» **Problem to solve**: Here the job is to retype the data word for word while leaving the pictures aside.

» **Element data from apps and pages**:

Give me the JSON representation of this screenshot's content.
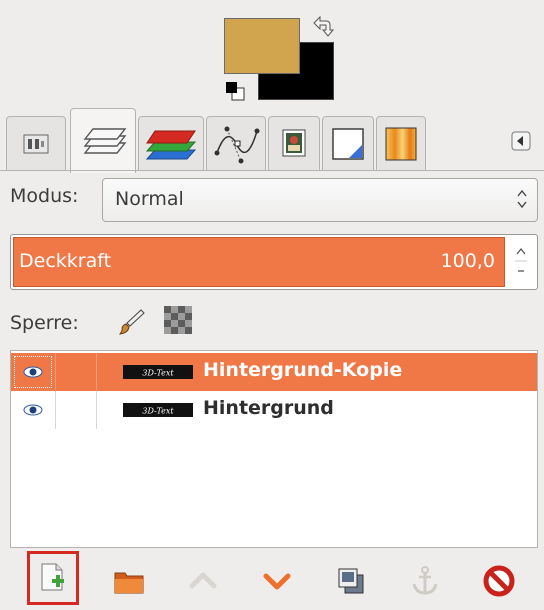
{
  "colors": {
    "foreground": "#d1a54e",
    "background": "#000000",
    "accent": "#f07746",
    "highlight_box": "#d42a22"
  },
  "tabs": [
    {
      "icon": "tool-options-icon",
      "active": false
    },
    {
      "icon": "layers-icon",
      "active": true
    },
    {
      "icon": "channels-icon",
      "active": false
    },
    {
      "icon": "paths-icon",
      "active": false
    },
    {
      "icon": "colormap-icon",
      "active": false
    },
    {
      "icon": "histogram-icon",
      "active": false
    },
    {
      "icon": "gradients-icon",
      "active": false
    }
  ],
  "mode": {
    "label": "Modus:",
    "value": "Normal"
  },
  "opacity": {
    "label": "Deckkraft",
    "value": "100,0",
    "fraction": 1.0
  },
  "lock": {
    "label": "Sperre:"
  },
  "layers": [
    {
      "name": "Hintergrund-Kopie",
      "thumb_text": "3D-Text",
      "visible": true,
      "selected": true
    },
    {
      "name": "Hintergrund",
      "thumb_text": "3D-Text",
      "visible": true,
      "selected": false
    }
  ],
  "toolbar": [
    {
      "icon": "new-layer-icon",
      "highlighted": true
    },
    {
      "icon": "new-layer-group-icon",
      "highlighted": false
    },
    {
      "icon": "raise-layer-icon",
      "highlighted": false
    },
    {
      "icon": "lower-layer-icon",
      "highlighted": false
    },
    {
      "icon": "duplicate-layer-icon",
      "highlighted": false
    },
    {
      "icon": "anchor-layer-icon",
      "highlighted": false
    },
    {
      "icon": "delete-layer-icon",
      "highlighted": false
    }
  ]
}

» **Output for this exercise**:
Give me the JSON representation of this screenshot's content.
{
  "colors": {
    "foreground": "#d1a54e",
    "background": "#000000",
    "accent": "#f07746",
    "highlight_box": "#d42a22"
  },
  "tabs": [
    {
      "icon": "tool-options-icon",
      "active": false
    },
    {
      "icon": "layers-icon",
      "active": true
    },
    {
      "icon": "channels-icon",
      "active": false
    },
    {
      "icon": "paths-icon",
      "active": false
    },
    {
      "icon": "colormap-icon",
      "active": false
    },
    {
      "icon": "histogram-icon",
      "active": false
    },
    {
      "icon": "gradients-icon",
      "active": false
    }
  ],
  "mode": {
    "label": "Modus:",
    "value": "Normal"
  },
  "opacity": {
    "label": "Deckkraft",
    "value": "100,0",
    "fraction": 1.0
  },
  "lock": {
    "label": "Sperre:"
  },
  "layers": [
    {
      "name": "Hintergrund-Kopie",
      "thumb_text": "3D-Text",
      "visible": true,
      "selected": true
    },
    {
      "name": "Hintergrund",
      "thumb_text": "3D-Text",
      "visible": true,
      "selected": false
    }
  ],
  "toolbar": [
    {
      "icon": "new-layer-icon",
      "highlighted": true
    },
    {
      "icon": "new-layer-group-icon",
      "highlighted": false
    },
    {
      "icon": "raise-layer-icon",
      "highlighted": false
    },
    {
      "icon": "lower-layer-icon",
      "highlighted": false
    },
    {
      "icon": "duplicate-layer-icon",
      "highlighted": false
    },
    {
      "icon": "anchor-layer-icon",
      "highlighted": false
    },
    {
      "icon": "delete-layer-icon",
      "highlighted": false
    }
  ]
}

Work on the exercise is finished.